[Brief] The lines to find are those in the entries that hold the word "подключился"; copy every one of them.
---- Task material
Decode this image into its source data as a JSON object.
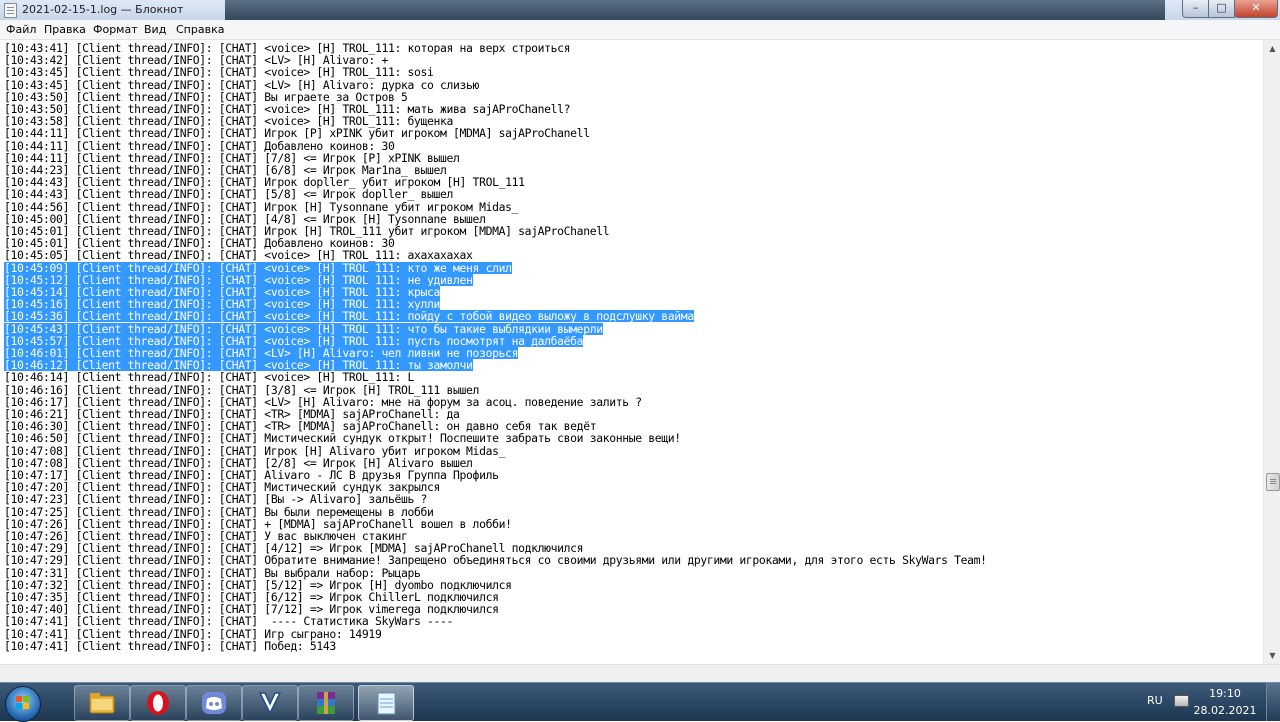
{
  "window": {
    "title": "2021-02-15-1.log — Блокнот",
    "minimize_label": "–",
    "maximize_label": "□",
    "close_label": "✕"
  },
  "menu": [
    "Файл",
    "Правка",
    "Формат",
    "Вид",
    "Справка"
  ],
  "editor": {
    "lines": [
      "[10:43:41] [Client thread/INFO]: [CHAT] <voice> [H] TROL_111: которая на верх строиться",
      "[10:43:42] [Client thread/INFO]: [CHAT] <LV> [H] Alivaro: +",
      "[10:43:45] [Client thread/INFO]: [CHAT] <voice> [H] TROL_111: sosi",
      "[10:43:45] [Client thread/INFO]: [CHAT] <LV> [H] Alivaro: дурка со слизью",
      "[10:43:50] [Client thread/INFO]: [CHAT] Вы играете за Остров 5",
      "[10:43:50] [Client thread/INFO]: [CHAT] <voice> [H] TROL_111: мать жива sajAProChanell?",
      "[10:43:58] [Client thread/INFO]: [CHAT] <voice> [H] TROL_111: бущенка",
      "[10:44:11] [Client thread/INFO]: [CHAT] Игрок [P] xPINK убит игроком [MDMA] sajAProChanell",
      "[10:44:11] [Client thread/INFO]: [CHAT] Добавлено коинов: 30",
      "[10:44:11] [Client thread/INFO]: [CHAT] [7/8] <= Игрок [P] xPINK вышел",
      "[10:44:23] [Client thread/INFO]: [CHAT] [6/8] <= Игрок Mar1na_ вышел",
      "[10:44:43] [Client thread/INFO]: [CHAT] Игрок dopller_ убит игроком [H] TROL_111",
      "[10:44:43] [Client thread/INFO]: [CHAT] [5/8] <= Игрок dopller_ вышел",
      "[10:44:56] [Client thread/INFO]: [CHAT] Игрок [H] Tysonnane убит игроком Midas_",
      "[10:45:00] [Client thread/INFO]: [CHAT] [4/8] <= Игрок [H] Tysonnane вышел",
      "[10:45:01] [Client thread/INFO]: [CHAT] Игрок [H] TROL_111 убит игроком [MDMA] sajAProChanell",
      "[10:45:01] [Client thread/INFO]: [CHAT] Добавлено коинов: 30",
      "[10:45:05] [Client thread/INFO]: [CHAT] <voice> [H] TROL_111: ахахахахах",
      "[10:45:09] [Client thread/INFO]: [CHAT] <voice> [H] TROL_111: кто же меня слил",
      "[10:45:12] [Client thread/INFO]: [CHAT] <voice> [H] TROL_111: не удивлен",
      "[10:45:14] [Client thread/INFO]: [CHAT] <voice> [H] TROL_111: крыса",
      "[10:45:16] [Client thread/INFO]: [CHAT] <voice> [H] TROL_111: хулли",
      "[10:45:36] [Client thread/INFO]: [CHAT] <voice> [H] TROL_111: пойду с тобой видео выложу в подслушку вайма",
      "[10:45:43] [Client thread/INFO]: [CHAT] <voice> [H] TROL_111: что бы такие выблядкии вымерли",
      "[10:45:57] [Client thread/INFO]: [CHAT] <voice> [H] TROL_111: пусть посмотрят на далбаёба",
      "[10:46:01] [Client thread/INFO]: [CHAT] <LV> [H] Alivaro: чел ливни не позорься",
      "[10:46:12] [Client thread/INFO]: [CHAT] <voice> [H] TROL_111: ты замолчи",
      "[10:46:14] [Client thread/INFO]: [CHAT] <voice> [H] TROL_111: L",
      "[10:46:16] [Client thread/INFO]: [CHAT] [3/8] <= Игрок [H] TROL_111 вышел",
      "[10:46:17] [Client thread/INFO]: [CHAT] <LV> [H] Alivaro: мне на форум за асоц. поведение залить ?",
      "[10:46:21] [Client thread/INFO]: [CHAT] <TR> [MDMA] sajAProChanell: да",
      "[10:46:30] [Client thread/INFO]: [CHAT] <TR> [MDMA] sajAProChanell: он давно себя так ведёт",
      "[10:46:50] [Client thread/INFO]: [CHAT] Мистический сундук открыт! Поспешите забрать свои законные вещи!",
      "[10:47:08] [Client thread/INFO]: [CHAT] Игрок [H] Alivaro убит игроком Midas_",
      "[10:47:08] [Client thread/INFO]: [CHAT] [2/8] <= Игрок [H] Alivaro вышел",
      "[10:47:17] [Client thread/INFO]: [CHAT] Alivaro - ЛС В друзья Группа Профиль",
      "[10:47:20] [Client thread/INFO]: [CHAT] Мистический сундук закрылся",
      "[10:47:23] [Client thread/INFO]: [CHAT] [Вы -> Alivaro] зальёшь ?",
      "[10:47:25] [Client thread/INFO]: [CHAT] Вы были перемещены в лобби",
      "[10:47:26] [Client thread/INFO]: [CHAT] + [MDMA] sajAProChanell вошел в лобби!",
      "[10:47:26] [Client thread/INFO]: [CHAT] У вас выключен стакинг",
      "[10:47:29] [Client thread/INFO]: [CHAT] [4/12] => Игрок [MDMA] sajAProChanell подключился",
      "[10:47:29] [Client thread/INFO]: [CHAT] Обратите внимание! Запрещено объединяться со своими друзьями или другими игроками, для этого есть SkyWars Team!",
      "[10:47:31] [Client thread/INFO]: [CHAT] Вы выбрали набор: Рыцарь",
      "[10:47:32] [Client thread/INFO]: [CHAT] [5/12] => Игрок [H] dyombo подключился",
      "[10:47:35] [Client thread/INFO]: [CHAT] [6/12] => Игрок ChillerL подключился",
      "[10:47:40] [Client thread/INFO]: [CHAT] [7/12] => Игрок vimerega подключился",
      "[10:47:41] [Client thread/INFO]: [CHAT]  ---- Статистика SkyWars ----",
      "[10:47:41] [Client thread/INFO]: [CHAT] Игр сыграно: 14919",
      "[10:47:41] [Client thread/INFO]: [CHAT] Побед: 5143"
    ],
    "selected_range": [
      18,
      26
    ]
  },
  "scrollbar": {
    "up_arrow": "▲",
    "down_arrow": "▼"
  },
  "taskbar": {
    "apps": [
      {
        "name": "explorer-icon",
        "state": "open"
      },
      {
        "name": "opera-icon",
        "state": "open"
      },
      {
        "name": "discord-icon",
        "state": "open"
      },
      {
        "name": "vimeworld-icon",
        "state": "open"
      },
      {
        "name": "winrar-icon",
        "state": "open"
      },
      {
        "name": "notepad-icon",
        "state": "active"
      }
    ],
    "language": "RU",
    "time": "19:10",
    "date": "28.02.2021"
  },
  "colors": {
    "selection": "#3399ff",
    "taskbar": "#2a4563"
  }
}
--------
[Completed task]
      "[10:47:29] [Client thread/INFO]: [CHAT] [4/12] => Игрок [MDMA] sajAProChanell подключился",
      "[10:47:32] [Client thread/INFO]: [CHAT] [5/12] => Игрок [H] dyombo подключился",
      "[10:47:35] [Client thread/INFO]: [CHAT] [6/12] => Игрок ChillerL подключился",
      "[10:47:40] [Client thread/INFO]: [CHAT] [7/12] => Игрок vimerega подключился",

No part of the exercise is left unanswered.